Kostas Samaras

Filmmaker and scriptwriter. After studying law in his native city Thessaloniki, Samaras moved to Paris to study film at the Sorbonne. Since then, Samaras has worked as a programmer for the Athens International Film Festival, as a film critic and has made several short films. His feature film debut, “Magic Skin”, is an adaptation of Honoré de Balzac’s novel of the same name. Samaras’ radically modern interpretation shows Greek society in an ecstatic, excessive state, wherein a writer has to make a pact with the devil in order to become an artist.

Implant

Lili Hinstin

Curator and festival director. She studied languages, literature and cultural studies with a focus on philosophy in Paris and Padua. In 2001, she founded the film production company “Les Films du Saut du Tigre”. From 2011 to 2013, she was deputy artistic director of the documentary film festival Cinéma du Réel and subsequently director of the international film festival Entrevues Belfort. She succeeded Carlo Chatrian in December 2018 as artistic director of the Locarno Film Festival.

Lili Hinstin
Ulrich Köhler (© Pandora Film, Photography: Annette Hauschild)

Ulrich Köhler

Director. He first studied art, then philosophy and later visual communication at the Hochschule für Bildende Künste in Hamburg. After several short films, Köhler made his feature debut in 2002 with “Bungalow”, about a young man who deserts his military service. This was followed in 2006 by “Montag kommen die Fenster”, which tells the story of a woman who drops out. In 2011, Köhler won the Silver Bear for Best Director for his film “Sleeping Sickness”, which takes place in Cameroon and France. With “In My Room”, which screened in Cannes in 2018, he conceived a robinsonade in a deserted Germany.

Virgil Vernier

Since 2001, he has made films that mostly combine fiction, documentary and myth. Born and raised in Paris, Vernier is known for his critical observations of contemporary French urbanity, not least since his film “Mercuriales” (2014). Vernier shot his latest film, “Sophia Antipolis”, in the eponymous technology park in southern France. With the help of non-professional actors, he created beguiling, oppressive images of the present and recorded them on 16mm – images of strange beauty, at once poetic and apocalyptic.

Virgil Vernier (© Mezli Vega)

Staging Feminism
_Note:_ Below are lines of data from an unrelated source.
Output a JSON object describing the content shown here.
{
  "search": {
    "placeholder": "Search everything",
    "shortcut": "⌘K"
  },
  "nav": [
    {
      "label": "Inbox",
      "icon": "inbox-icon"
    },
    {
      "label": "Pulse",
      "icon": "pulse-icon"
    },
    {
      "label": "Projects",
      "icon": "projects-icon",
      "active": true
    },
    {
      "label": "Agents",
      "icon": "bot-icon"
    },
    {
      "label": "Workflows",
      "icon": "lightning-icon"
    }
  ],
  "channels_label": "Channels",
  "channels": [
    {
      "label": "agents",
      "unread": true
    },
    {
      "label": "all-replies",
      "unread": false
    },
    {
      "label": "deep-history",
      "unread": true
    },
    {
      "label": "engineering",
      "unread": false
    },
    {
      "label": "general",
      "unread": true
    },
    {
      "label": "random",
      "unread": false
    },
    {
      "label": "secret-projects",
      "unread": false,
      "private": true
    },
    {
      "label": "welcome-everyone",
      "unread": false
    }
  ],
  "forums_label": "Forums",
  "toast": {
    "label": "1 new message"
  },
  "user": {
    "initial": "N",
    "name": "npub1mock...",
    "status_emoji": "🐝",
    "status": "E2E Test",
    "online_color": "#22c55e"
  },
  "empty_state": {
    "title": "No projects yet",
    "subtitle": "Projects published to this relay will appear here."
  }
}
Susanne Heinrich

Film director, writer and singer. Her fourth novel, “American Feelings”, was published in 2011 and she has been studying film direction at the DFFB since 2012. Heinrich said that with her debut, “Aren’t You Happy?”, she wanted to “make productive use of the anxiety in society”. The episodic film explores the meanings of motherhood, neo-spirituality and depression in a radically alienated postmodern society and plays on a visual-aesthetic level with the so-called “male gaze” and with the question of whether another gaze can even exist.
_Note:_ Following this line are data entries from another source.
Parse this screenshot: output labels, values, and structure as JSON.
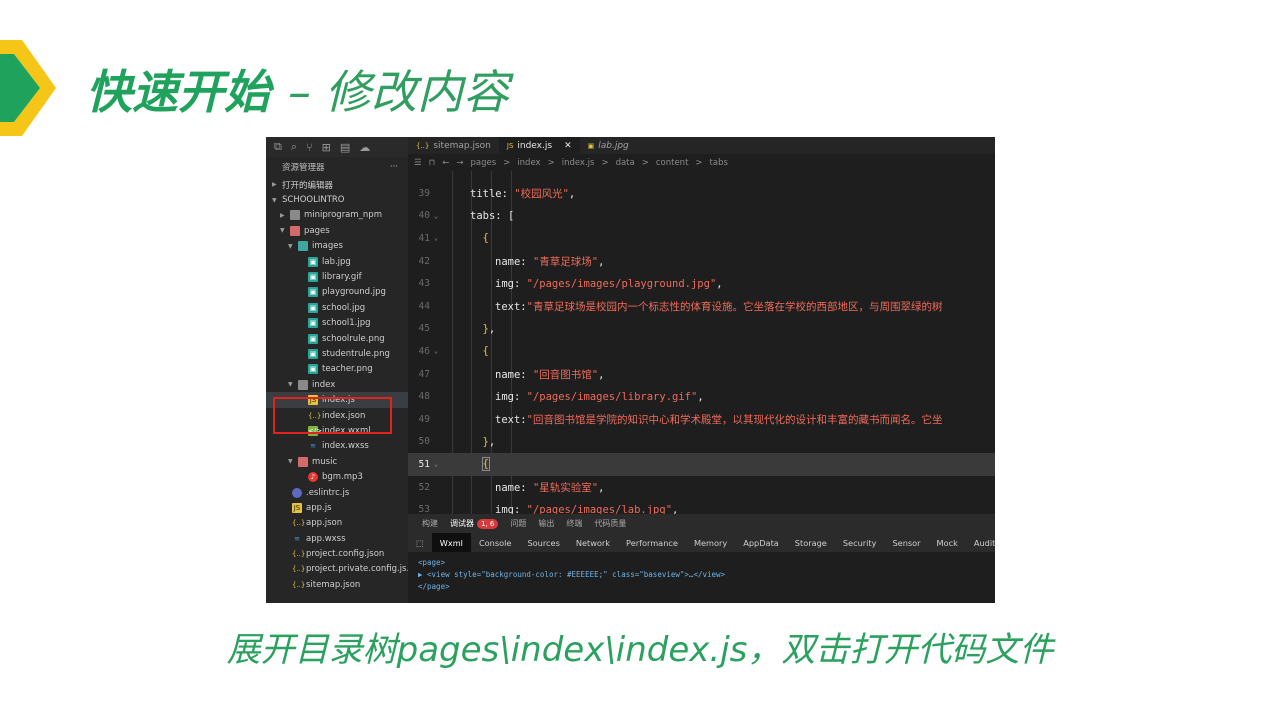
{
  "slide": {
    "title_main": "快速开始",
    "title_sep": "–",
    "title_sub": "修改内容",
    "caption": "展开目录树pages\\index\\index.js，双击打开代码文件",
    "accent_green": "#1fa35c",
    "accent_yellow": "#f5c518",
    "highlight_red": "#e0231c"
  },
  "ide": {
    "explorer_title": "资源管理器",
    "explorer_more": "···",
    "open_editors": "打开的编辑器",
    "project": "SCHOOLINTRO",
    "tree": [
      {
        "label": "miniprogram_npm",
        "depth": 1,
        "type": "folder",
        "twisty": "▶"
      },
      {
        "label": "pages",
        "depth": 1,
        "type": "fpink",
        "twisty": "▼"
      },
      {
        "label": "images",
        "depth": 2,
        "type": "fimg",
        "twisty": "▼"
      },
      {
        "label": "lab.jpg",
        "depth": 3,
        "type": "img"
      },
      {
        "label": "library.gif",
        "depth": 3,
        "type": "img"
      },
      {
        "label": "playground.jpg",
        "depth": 3,
        "type": "img"
      },
      {
        "label": "school.jpg",
        "depth": 3,
        "type": "img"
      },
      {
        "label": "school1.jpg",
        "depth": 3,
        "type": "img"
      },
      {
        "label": "schoolrule.png",
        "depth": 3,
        "type": "img"
      },
      {
        "label": "studentrule.png",
        "depth": 3,
        "type": "img"
      },
      {
        "label": "teacher.png",
        "depth": 3,
        "type": "img"
      },
      {
        "label": "index",
        "depth": 2,
        "type": "folder",
        "twisty": "▼"
      },
      {
        "label": "index.js",
        "depth": 3,
        "type": "js",
        "selected": true
      },
      {
        "label": "index.json",
        "depth": 3,
        "type": "json"
      },
      {
        "label": "index.wxml",
        "depth": 3,
        "type": "wxml"
      },
      {
        "label": "index.wxss",
        "depth": 3,
        "type": "css"
      },
      {
        "label": "music",
        "depth": 2,
        "type": "fpink",
        "twisty": "▼"
      },
      {
        "label": "bgm.mp3",
        "depth": 3,
        "type": "mp3"
      },
      {
        "label": ".eslintrc.js",
        "depth": 1,
        "type": "eslint"
      },
      {
        "label": "app.js",
        "depth": 1,
        "type": "js"
      },
      {
        "label": "app.json",
        "depth": 1,
        "type": "json"
      },
      {
        "label": "app.wxss",
        "depth": 1,
        "type": "css"
      },
      {
        "label": "project.config.json",
        "depth": 1,
        "type": "json"
      },
      {
        "label": "project.private.config.js...",
        "depth": 1,
        "type": "json"
      },
      {
        "label": "sitemap.json",
        "depth": 1,
        "type": "json"
      }
    ],
    "tabs": [
      {
        "label": "sitemap.json",
        "icon": "{..}"
      },
      {
        "label": "index.js",
        "icon": "JS",
        "active": true,
        "close": "✕"
      },
      {
        "label": "lab.jpg",
        "icon": "▣",
        "italic": true
      }
    ],
    "breadcrumb": [
      "pages",
      "index",
      "index.js",
      "data",
      "content",
      "tabs"
    ],
    "code_lines": [
      {
        "n": "39",
        "indent": 2,
        "parts": [
          [
            "k",
            "title"
          ],
          [
            "p",
            ": "
          ],
          [
            "s",
            "\"校园风光\""
          ],
          [
            "p",
            ","
          ]
        ]
      },
      {
        "n": "40",
        "indent": 2,
        "fold": true,
        "parts": [
          [
            "k",
            "tabs"
          ],
          [
            "p",
            ": ["
          ]
        ]
      },
      {
        "n": "41",
        "indent": 3,
        "fold": true,
        "parts": [
          [
            "br",
            "{"
          ]
        ]
      },
      {
        "n": "42",
        "indent": 4,
        "parts": [
          [
            "k",
            "name"
          ],
          [
            "p",
            ": "
          ],
          [
            "s",
            "\"青草足球场\""
          ],
          [
            "p",
            ","
          ]
        ]
      },
      {
        "n": "43",
        "indent": 4,
        "parts": [
          [
            "k",
            "img"
          ],
          [
            "p",
            ": "
          ],
          [
            "s",
            "\"/pages/images/playground.jpg\""
          ],
          [
            "p",
            ","
          ]
        ]
      },
      {
        "n": "44",
        "indent": 4,
        "parts": [
          [
            "k",
            "text"
          ],
          [
            "p",
            ":"
          ],
          [
            "s",
            "\"青草足球场是校园内一个标志性的体育设施。它坐落在学校的西部地区，与周围翠绿的树"
          ]
        ]
      },
      {
        "n": "45",
        "indent": 3,
        "parts": [
          [
            "br",
            "}"
          ],
          [
            "p",
            ","
          ]
        ]
      },
      {
        "n": "46",
        "indent": 3,
        "fold": true,
        "parts": [
          [
            "br",
            "{"
          ]
        ]
      },
      {
        "n": "47",
        "indent": 4,
        "parts": [
          [
            "k",
            "name"
          ],
          [
            "p",
            ": "
          ],
          [
            "s",
            "\"回音图书馆\""
          ],
          [
            "p",
            ","
          ]
        ]
      },
      {
        "n": "48",
        "indent": 4,
        "parts": [
          [
            "k",
            "img"
          ],
          [
            "p",
            ": "
          ],
          [
            "s",
            "\"/pages/images/library.gif\""
          ],
          [
            "p",
            ","
          ]
        ]
      },
      {
        "n": "49",
        "indent": 4,
        "parts": [
          [
            "k",
            "text"
          ],
          [
            "p",
            ":"
          ],
          [
            "s",
            "\"回音图书馆是学院的知识中心和学术殿堂，以其现代化的设计和丰富的藏书而闻名。它坐"
          ]
        ]
      },
      {
        "n": "50",
        "indent": 3,
        "parts": [
          [
            "br",
            "}"
          ],
          [
            "p",
            ","
          ]
        ]
      },
      {
        "n": "51",
        "indent": 3,
        "fold": true,
        "current": true,
        "parts": [
          [
            "br",
            "{"
          ]
        ]
      },
      {
        "n": "52",
        "indent": 4,
        "parts": [
          [
            "k",
            "name"
          ],
          [
            "p",
            ": "
          ],
          [
            "s",
            "\"星轨实验室\""
          ],
          [
            "p",
            ","
          ]
        ]
      },
      {
        "n": "53",
        "indent": 4,
        "parts": [
          [
            "k",
            "img"
          ],
          [
            "p",
            ": "
          ],
          [
            "s",
            "\"/pages/images/lab.jpg\""
          ],
          [
            "p",
            ","
          ]
        ]
      }
    ],
    "dev_tabs": [
      "构建",
      "调试器",
      "问题",
      "输出",
      "终端",
      "代码质量"
    ],
    "dev_badge": "1, 6",
    "panels": [
      "Wxml",
      "Console",
      "Sources",
      "Network",
      "Performance",
      "Memory",
      "AppData",
      "Storage",
      "Security",
      "Sensor",
      "Mock",
      "Audits"
    ],
    "dom_lines": [
      "<page>",
      "▶ <view style=\"background-color: #EEEEEE;\" class=\"baseview\">…</view>",
      "</page>"
    ]
  }
}
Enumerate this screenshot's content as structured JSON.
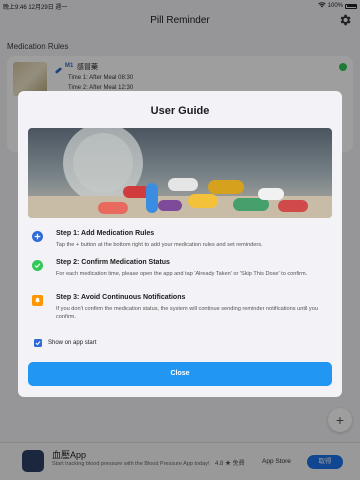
{
  "status_bar": {
    "time": "晚上9:46  12月29日 週一",
    "battery": "100%",
    "battery_level": 1.0
  },
  "header": {
    "title": "Pill Reminder"
  },
  "rules_section": {
    "title": "Medication Rules"
  },
  "rule_card": {
    "tag": "M1",
    "name": "感冒藥",
    "time1": "Time 1: After Meal 08:30",
    "time2": "Time 2: After Meal 12:30"
  },
  "guide": {
    "title": "User Guide",
    "steps": [
      {
        "title": "Step 1: Add Medication Rules",
        "desc": "Tap the + button at the bottom right to add your medication rules and set reminders.",
        "icon": "plus-circle-icon",
        "color": "#2f6bd6"
      },
      {
        "title": "Step 2: Confirm Medication Status",
        "desc": "For each medication time, please open the app and tap 'Already Taken' or 'Skip This Dose' to confirm.",
        "icon": "check-circle-icon",
        "color": "#34c759"
      },
      {
        "title": "Step 3: Avoid Continuous Notifications",
        "desc": "If you don't confirm the medication status, the system will continue sending reminder notifications until you confirm.",
        "icon": "bell-icon",
        "color": "#ff9500"
      }
    ],
    "show_on_start": "Show on app start",
    "close": "Close"
  },
  "ad": {
    "name": "血壓App",
    "desc": "Start tracking blood pressure with the Blood Pressure App today!",
    "rating": "4.8 ★  免費",
    "store": "App Store",
    "button": "取得"
  },
  "colors": {
    "accent": "#2196f3",
    "checkbox": "#2f6bd6"
  }
}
Susanne Heinrich
Nina Power (© Guy Smallman)

Nina Power

Cultural and social theorist, translator and philosopher. She teaches philosophy at Roehampton University and writes for the Guardian and Jacobin magazine, among others. Her book “The One-Dimensional Woman” is considered one of the most important works of the current feminist discourse. In it, she discusses affirmative feminism that misses political and internationalist perspectives and instead integrates with consumerism. In her chapter, “Consumer Culture – Girls on Film,” she poses the question, “What does contemporary visual culture say about women?”

Jovana Reisinger
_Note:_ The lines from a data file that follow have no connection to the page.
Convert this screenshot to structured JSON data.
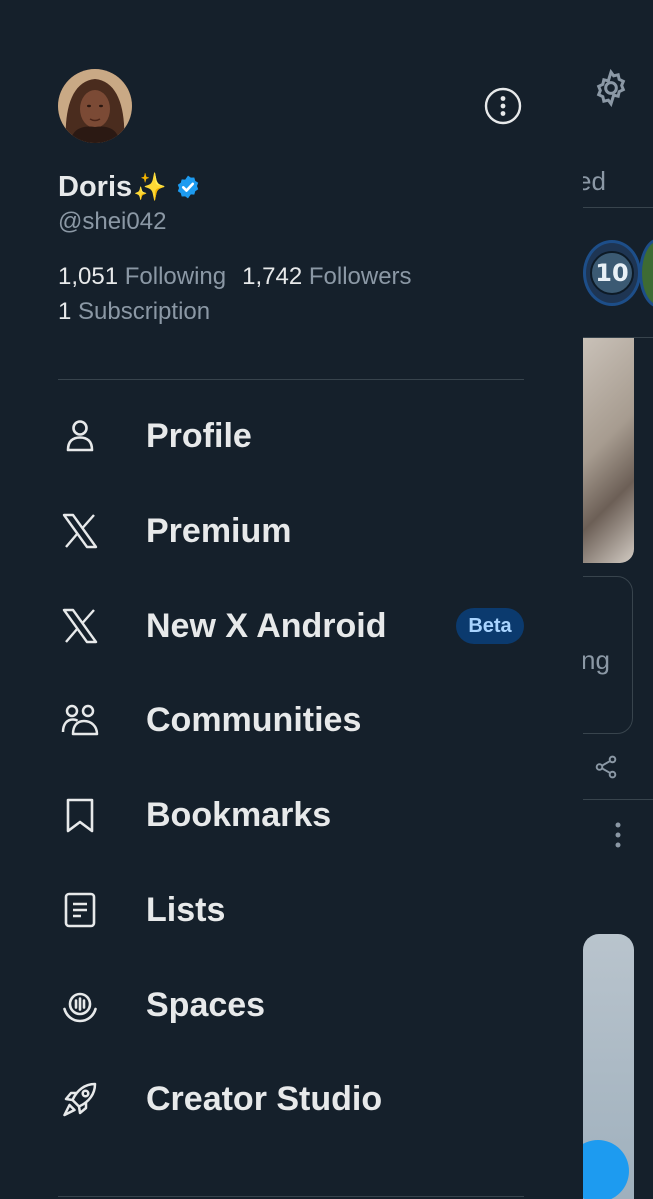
{
  "background": {
    "tab_fragment": "ed",
    "space_badge_number": "10",
    "card_fragment": "ng"
  },
  "profile": {
    "display_name": "Doris",
    "name_emoji": "✨",
    "verified": true,
    "handle": "@shei042",
    "following_count": "1,051",
    "following_label": "Following",
    "followers_count": "1,742",
    "followers_label": "Followers",
    "subscriptions_count": "1",
    "subscriptions_label": "Subscription"
  },
  "menu": {
    "items": [
      {
        "label": "Profile",
        "icon": "person-icon"
      },
      {
        "label": "Premium",
        "icon": "x-logo-icon"
      },
      {
        "label": "New X Android",
        "icon": "x-logo-icon",
        "badge": "Beta"
      },
      {
        "label": "Communities",
        "icon": "communities-icon"
      },
      {
        "label": "Bookmarks",
        "icon": "bookmark-icon"
      },
      {
        "label": "Lists",
        "icon": "list-icon"
      },
      {
        "label": "Spaces",
        "icon": "spaces-icon"
      },
      {
        "label": "Creator Studio",
        "icon": "rocket-icon"
      }
    ]
  },
  "colors": {
    "background": "#15202b",
    "divider": "#38444d",
    "secondary_text": "#8b98a5",
    "primary_text": "#e7e9ea",
    "accent": "#1d9bf0",
    "beta_bg": "#0b3a6e"
  }
}
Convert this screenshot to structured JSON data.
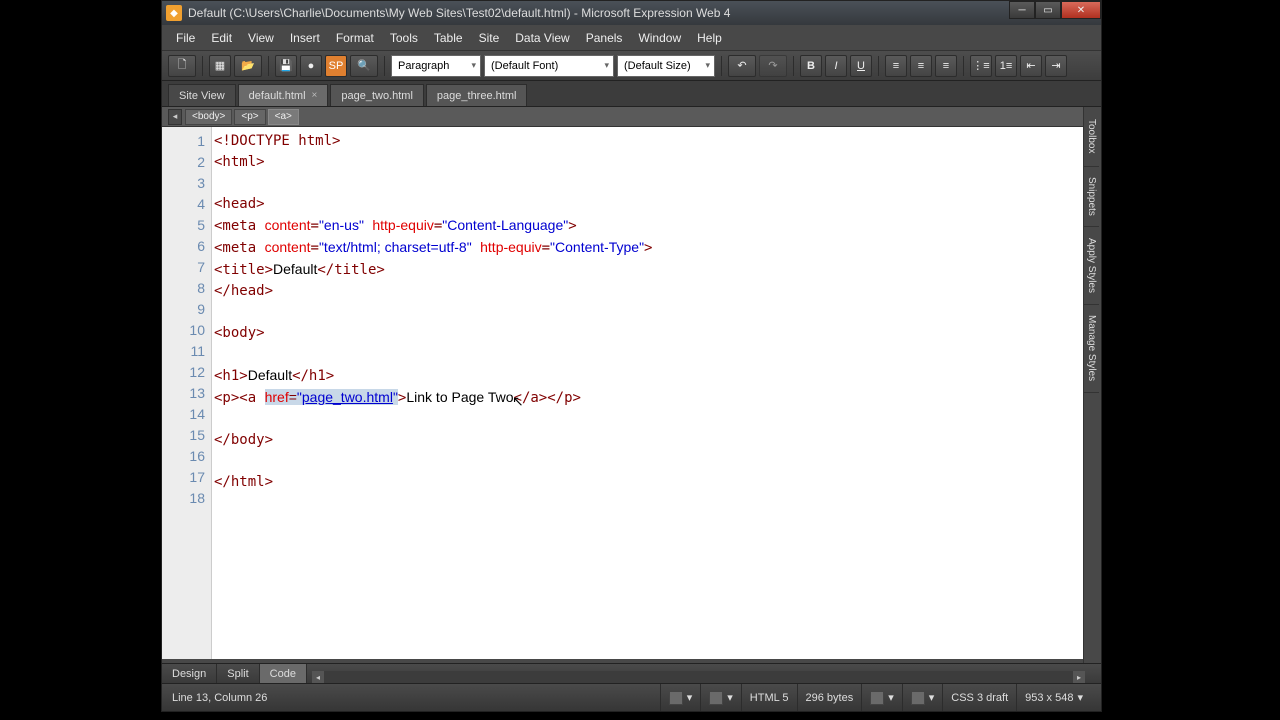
{
  "title": "Default (C:\\Users\\Charlie\\Documents\\My Web Sites\\Test02\\default.html) - Microsoft Expression Web 4",
  "menus": [
    "File",
    "Edit",
    "View",
    "Insert",
    "Format",
    "Tools",
    "Table",
    "Site",
    "Data View",
    "Panels",
    "Window",
    "Help"
  ],
  "toolbar": {
    "para": "Paragraph",
    "font": "(Default Font)",
    "size": "(Default Size)"
  },
  "tabs": {
    "site": "Site View",
    "items": [
      "default.html",
      "page_two.html",
      "page_three.html"
    ],
    "active": 0
  },
  "crumbs": [
    "<body>",
    "<p>",
    "<a>"
  ],
  "code": {
    "lines": [
      {
        "n": 1,
        "t": "<!DOCTYPE html>"
      },
      {
        "n": 2,
        "t": "<html>"
      },
      {
        "n": 3,
        "t": ""
      },
      {
        "n": 4,
        "t": "<head>"
      },
      {
        "n": 5,
        "t": "line5"
      },
      {
        "n": 6,
        "t": "line6"
      },
      {
        "n": 7,
        "t": "line7"
      },
      {
        "n": 8,
        "t": "</head>"
      },
      {
        "n": 9,
        "t": ""
      },
      {
        "n": 10,
        "t": "<body>"
      },
      {
        "n": 11,
        "t": ""
      },
      {
        "n": 12,
        "t": "line12"
      },
      {
        "n": 13,
        "t": "line13"
      },
      {
        "n": 14,
        "t": ""
      },
      {
        "n": 15,
        "t": "</body>"
      },
      {
        "n": 16,
        "t": ""
      },
      {
        "n": 17,
        "t": "</html>"
      },
      {
        "n": 18,
        "t": ""
      }
    ],
    "l5_attr1": "content",
    "l5_str1": "\"en-us\"",
    "l5_attr2": "http-equiv",
    "l5_str2": "\"Content-Language\"",
    "l6_attr1": "content",
    "l6_str1": "\"text/html; charset=utf-8\"",
    "l6_attr2": "http-equiv",
    "l6_str2": "\"Content-Type\"",
    "l7_txt": "Default",
    "l12_txt": "Default",
    "l13_attr": "href",
    "l13_q1": "\"",
    "l13_link": "page_two.html",
    "l13_q2": "\"",
    "l13_txt": "Link to Page Two"
  },
  "views": [
    "Design",
    "Split",
    "Code"
  ],
  "sidetabs": [
    "Toolbox",
    "Snippets",
    "Apply Styles",
    "Manage Styles"
  ],
  "status": {
    "pos": "Line 13, Column 26",
    "doctype": "HTML 5",
    "size": "296 bytes",
    "css": "CSS 3 draft",
    "dims": "953 x 548"
  }
}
Her work frequently brings together film, video art, journalism, music, fashion and literature. Currently studying at the HFF Munich, she has shown several short films at exhibitions, shot music videos and in 2017 debuted as a writer with the novel “Still halten”. In her short feature, “pretty girls don’t lie”, Reisinger explores feminist thinking through its opposite by staging an extreme exaggeration of the male gaze, cliché roles and soap opera-like plots.

Jovana Reisinger
Whit Stillman

Whit Stillman

Film writer-director and novelist. Educated at Harvard, he became known for his first film “Metropolitan” which won the New York Film Critics “Best New Director” award & an Oscar nomination. “Barcelona” followed and then a series of films with female protagonists – “The Last Days of Disco,” “Damsels in Distress” and “Love & Friendship” – the first and last of which he also turned into novels.